Michael Mingos was born in Basra, Iraq in 1944 and was educated in England (B.Sc. in Chemistry 1965) and University of Sussex (D.Phil, 1968). He has held academic posts at QMC, Oxford (Keble College), Imperial College, St Edmund Hall (Principal,1999-2009). His theoretical research has resulted in generalisations which have greatly influenced the development and teaching of modern inorganic chemistry. Specifically the Wade-Mingos Rules which rationalise the structures of polyhedral inorganic molecules and the Green-Davies-Mingos Rules, which account for some of the nucleophilic reactions of organometallic compounds. His group has experimentally verified some of his theoretical predictions, for example an icosahedral molecule containing gold atoms -which is relevant for understanding the metal’s nano-technological possibilities. He has also contributed to the understanding of the bonding properties of nitric oxide, an important cellular signalling molecule involved in many physiological processes and pioneered the acceleration of chemical reactions using microwave energy. He was elected the Royal Society in 1992 and the European Academy of Sciences in 2017. He holds honorary doctorates from Sussex and Manchester Universities and received many prizes - the most recent was the Blaise Pascal Medal in 2017.

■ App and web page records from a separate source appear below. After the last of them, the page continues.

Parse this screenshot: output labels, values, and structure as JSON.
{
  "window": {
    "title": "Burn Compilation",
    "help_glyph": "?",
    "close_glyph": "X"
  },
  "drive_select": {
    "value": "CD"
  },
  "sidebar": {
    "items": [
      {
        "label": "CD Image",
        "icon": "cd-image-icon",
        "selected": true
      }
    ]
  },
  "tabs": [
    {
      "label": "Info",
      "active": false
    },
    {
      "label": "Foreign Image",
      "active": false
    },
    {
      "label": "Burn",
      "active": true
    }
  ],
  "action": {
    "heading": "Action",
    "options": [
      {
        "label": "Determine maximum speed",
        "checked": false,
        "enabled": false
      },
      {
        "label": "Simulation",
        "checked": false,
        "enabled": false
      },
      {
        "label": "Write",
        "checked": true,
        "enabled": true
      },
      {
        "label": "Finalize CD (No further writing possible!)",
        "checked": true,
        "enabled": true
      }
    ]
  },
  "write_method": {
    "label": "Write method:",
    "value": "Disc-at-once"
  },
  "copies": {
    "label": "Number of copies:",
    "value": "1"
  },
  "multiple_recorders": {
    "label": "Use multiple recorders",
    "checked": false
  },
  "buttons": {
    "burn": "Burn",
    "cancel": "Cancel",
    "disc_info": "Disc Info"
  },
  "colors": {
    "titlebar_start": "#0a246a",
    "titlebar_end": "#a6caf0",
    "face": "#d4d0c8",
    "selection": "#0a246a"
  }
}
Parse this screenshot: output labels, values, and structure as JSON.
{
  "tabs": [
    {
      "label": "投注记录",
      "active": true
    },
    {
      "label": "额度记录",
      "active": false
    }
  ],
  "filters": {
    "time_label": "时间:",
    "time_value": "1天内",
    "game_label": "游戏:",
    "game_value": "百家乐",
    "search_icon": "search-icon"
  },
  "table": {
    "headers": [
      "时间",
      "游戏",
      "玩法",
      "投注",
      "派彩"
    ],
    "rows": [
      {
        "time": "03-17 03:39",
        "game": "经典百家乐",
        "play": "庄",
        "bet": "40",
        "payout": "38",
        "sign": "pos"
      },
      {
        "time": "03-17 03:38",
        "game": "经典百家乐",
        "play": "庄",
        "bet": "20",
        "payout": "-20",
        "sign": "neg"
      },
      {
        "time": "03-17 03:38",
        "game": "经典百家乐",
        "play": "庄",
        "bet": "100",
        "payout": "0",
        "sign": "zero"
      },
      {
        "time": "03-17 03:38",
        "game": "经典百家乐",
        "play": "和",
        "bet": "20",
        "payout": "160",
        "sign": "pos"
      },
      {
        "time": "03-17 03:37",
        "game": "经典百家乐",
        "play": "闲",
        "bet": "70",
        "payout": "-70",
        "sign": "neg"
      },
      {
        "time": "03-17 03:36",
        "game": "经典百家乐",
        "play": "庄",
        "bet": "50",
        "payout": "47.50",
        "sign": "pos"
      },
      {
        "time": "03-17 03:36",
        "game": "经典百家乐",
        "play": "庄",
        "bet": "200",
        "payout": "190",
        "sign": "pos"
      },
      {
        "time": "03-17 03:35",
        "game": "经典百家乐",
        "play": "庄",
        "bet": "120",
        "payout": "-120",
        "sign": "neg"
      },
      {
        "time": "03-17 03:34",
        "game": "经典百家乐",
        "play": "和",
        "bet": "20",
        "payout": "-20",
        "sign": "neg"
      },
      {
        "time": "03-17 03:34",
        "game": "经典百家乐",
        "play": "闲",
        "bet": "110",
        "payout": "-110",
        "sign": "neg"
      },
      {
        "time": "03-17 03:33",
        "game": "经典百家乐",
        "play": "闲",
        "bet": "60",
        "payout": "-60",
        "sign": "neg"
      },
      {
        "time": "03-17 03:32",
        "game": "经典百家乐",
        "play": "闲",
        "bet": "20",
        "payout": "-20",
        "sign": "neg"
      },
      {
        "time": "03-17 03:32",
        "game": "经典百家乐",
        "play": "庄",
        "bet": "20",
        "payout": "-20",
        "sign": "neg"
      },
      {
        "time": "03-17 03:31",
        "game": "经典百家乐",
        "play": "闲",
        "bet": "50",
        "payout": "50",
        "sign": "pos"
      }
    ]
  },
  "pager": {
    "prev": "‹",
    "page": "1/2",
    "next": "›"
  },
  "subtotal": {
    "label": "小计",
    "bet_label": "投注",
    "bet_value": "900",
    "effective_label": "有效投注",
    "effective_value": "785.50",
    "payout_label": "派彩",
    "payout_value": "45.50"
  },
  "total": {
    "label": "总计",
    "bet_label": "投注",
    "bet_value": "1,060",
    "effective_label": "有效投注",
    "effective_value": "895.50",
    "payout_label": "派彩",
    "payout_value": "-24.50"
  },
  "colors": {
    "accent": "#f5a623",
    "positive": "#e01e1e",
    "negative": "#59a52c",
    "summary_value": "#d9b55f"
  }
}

Paul Raithby has been Professor of Inorganic and Structural Chemistry at the University of Bath since 2000. Prior to that he spent 25 years as a Faculty member in the Department of Chemistry at the University of Cambridge. He is a Fellow of the European Academy of Sciences (EURASC) and of the Royal Society of Chemistry. He has published over 860 refereed research papers and has given over 100 lectures at national and international meetings during his career. His current research focusses on coordination chemistry, the development of the chemistry of platinum poly-ynes as sensor materials, and he has pioneered the development of time-resolved crystallographic techniques for determining the three-dimensional structures of crystalline, excited state complexes with millisecond lifetimes.